The Pitmaster’s desk. The larger the better. Plenty of room on the block is great for several reasons. Minimizing clutter and having room for your cuts as you go is a bonus for efficiency. Who doesn’t work better with a bit of extra room? A bigger block is also going to contain more juice, preventing spilling and limiting cleanup.

2. Cimeter

The go-to knife, a must have for cutting large brisket as well as taking out big beef ribs in one fell swoop. While there are options in a cimeter, your best bet is always a plain, razor sharp blade.

3. Magnetic knife holder

A Pitmaster needs to always be organized. This is the best way to keep your tools clean, within reach, and organized. Do surgeons hide their tools in drawers? (I actually don’t know the answer to that)

4. Gloves

Obviously they are important because we’re handling hot meats, but I would say more importantly, they benefit the two most crucial things in the restaurant business; sanitation and efficiency. Gloves are going to help big time on both fronts. The sanitation is obvious, but often overlooked are both the time spent cleaning your hands as well as meat lost in that process.

5. Butcher board scraper, aka dough scraper, aka pastry cutter

Probably our best friend when things are busy. A quick, easy way to get a fresh surface for the next cut of meat.

6. Holding cabinet

An absolute must for a successful business. No matter what we do we will rarely be serving all of our meat all at once. Even if there’s a line out the door it takes time to get the people shuffled through to their tables.

7. Butcher paper

Buy it in bulk, it won’t go to waste. While great for keeping the moisture in the meat, we also often see it used as a cover for trays as well as tables. Add a piece of tape and you’ve got a package for leftovers.

8. Scale

It seems to be the norm that BBQ joints are a by-the-pound business these days. This system is great on both sides of the counter and really takes the guesswork out of serving sizes. The customer gets exactly what they paid for and we get paid for exactly what we served. It’s a win-win.

9. Knife sharpener

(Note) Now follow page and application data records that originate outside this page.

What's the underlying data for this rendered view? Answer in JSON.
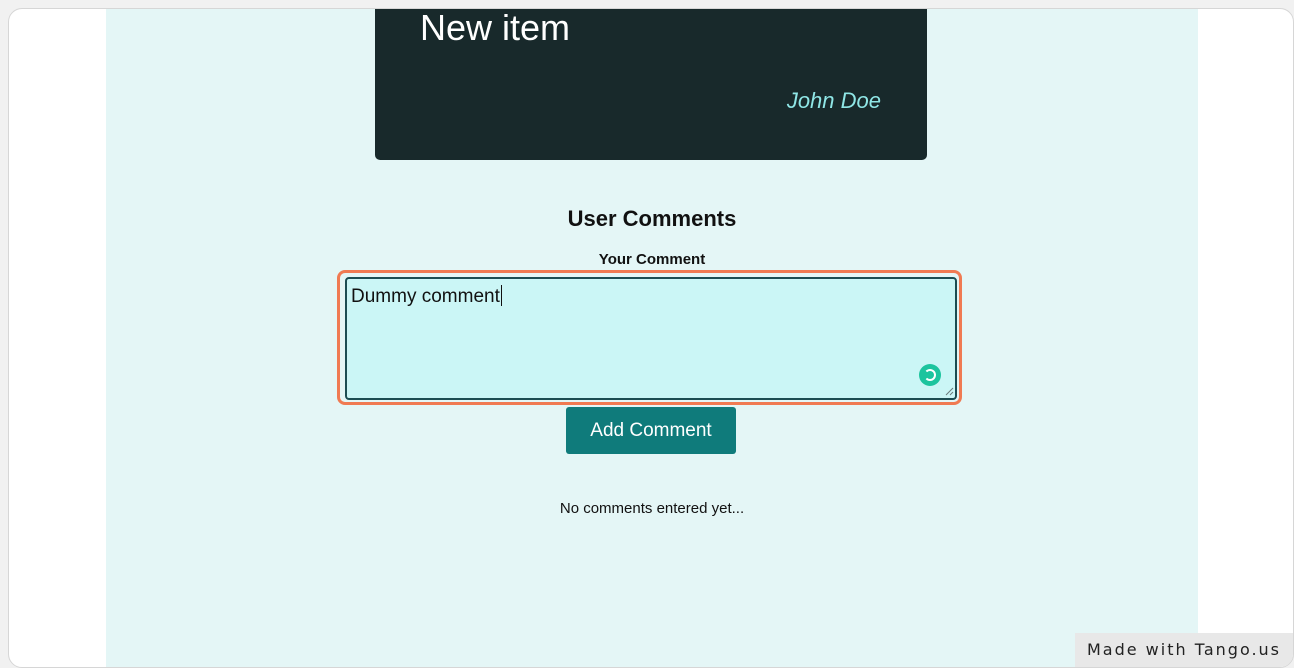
{
  "item": {
    "title": "New item",
    "author": "John Doe"
  },
  "comments": {
    "heading": "User Comments",
    "field_label": "Your Comment",
    "field_value": "Dummy comment",
    "add_button_label": "Add Comment",
    "empty_message": "No comments entered yet..."
  },
  "watermark": {
    "text": "Made with Tango.us"
  },
  "colors": {
    "page_background": "#e4f6f6",
    "card_background": "#18292b",
    "accent": "#0f7b7b",
    "highlight": "#f07a52",
    "author_text": "#8fe6e6",
    "textarea_background": "#cbf6f6"
  },
  "icons": {
    "grammar_assistant": "grammar-assistant-icon",
    "resize_handle": "resize-handle-icon"
  }
}
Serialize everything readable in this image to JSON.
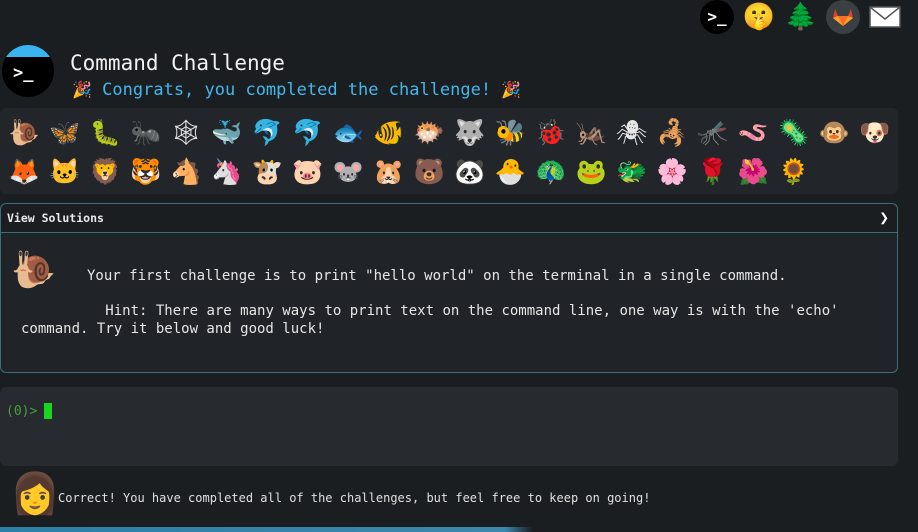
{
  "top_icons": [
    {
      "name": "terminal-icon",
      "glyph": ">_"
    },
    {
      "name": "shushing-face-icon",
      "glyph": "🤫"
    },
    {
      "name": "evergreen-tree-icon",
      "glyph": "🌲"
    },
    {
      "name": "gitlab-icon",
      "glyph": ""
    },
    {
      "name": "envelope-icon",
      "glyph": ""
    }
  ],
  "header": {
    "title": "Command Challenge",
    "subtitle": "Congrats, you completed the challenge!",
    "confetti": "🎉"
  },
  "animals_row1": [
    "🐌",
    "🦋",
    "🐛",
    "🐜",
    "🕸",
    "🐳",
    "🐬",
    "🐬",
    "🐟",
    "🐠",
    "🐡",
    "🐺",
    "🐝",
    "🐞",
    "🦗",
    "🕷",
    "🦂",
    "🦟",
    "🪱",
    "🦠",
    "🐵",
    "🐶"
  ],
  "animals_row2": [
    "🦊",
    "🐱",
    "🦁",
    "🐯",
    "🐴",
    "🦄",
    "🐮",
    "🐷",
    "🐭",
    "🐹",
    "🐻",
    "🐼",
    "🐣",
    "🦚",
    "🐸",
    "🐲",
    "🌸",
    "🌹",
    "🌺",
    "🌻"
  ],
  "solutions": {
    "title": "View Solutions",
    "chevron": "❯",
    "challenge_icon": "🐌",
    "challenge_text": "Your first challenge is to print \"hello world\" on the terminal in a single command.",
    "hint_text": "Hint: There are many ways to print text on the command line, one way is with the 'echo' command. Try it below and good luck!"
  },
  "terminal": {
    "prompt": "(0)>"
  },
  "footer": {
    "avatar": "👩",
    "message": "Correct! You have completed all of the challenges, but feel free to keep on going!"
  },
  "progress": 0.58,
  "colors": {
    "background": "#1b1e21",
    "accent": "#43b6ea",
    "terminal_cursor": "#16d61f",
    "panel_border": "#3c6d7a"
  }
}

One of the most obvious things on the list, but often underutilized. Keep it at the side of your block, in view, and if possible between you and your knives. This location will increase the likelihood of regular use. Maintenance is extremely important.

10. Salt

On something like a large beef rib, salt is nonexistent when you get to the center; it just doesn’t penetrate. Adding a little coarse salt to the newly cut side is a must.

11. Rub

Saving the best for last. Your rub is your signature on the meat. There are many kinds of rubs for many kinds of meats, but developing something unique to you is important in the BBQ game.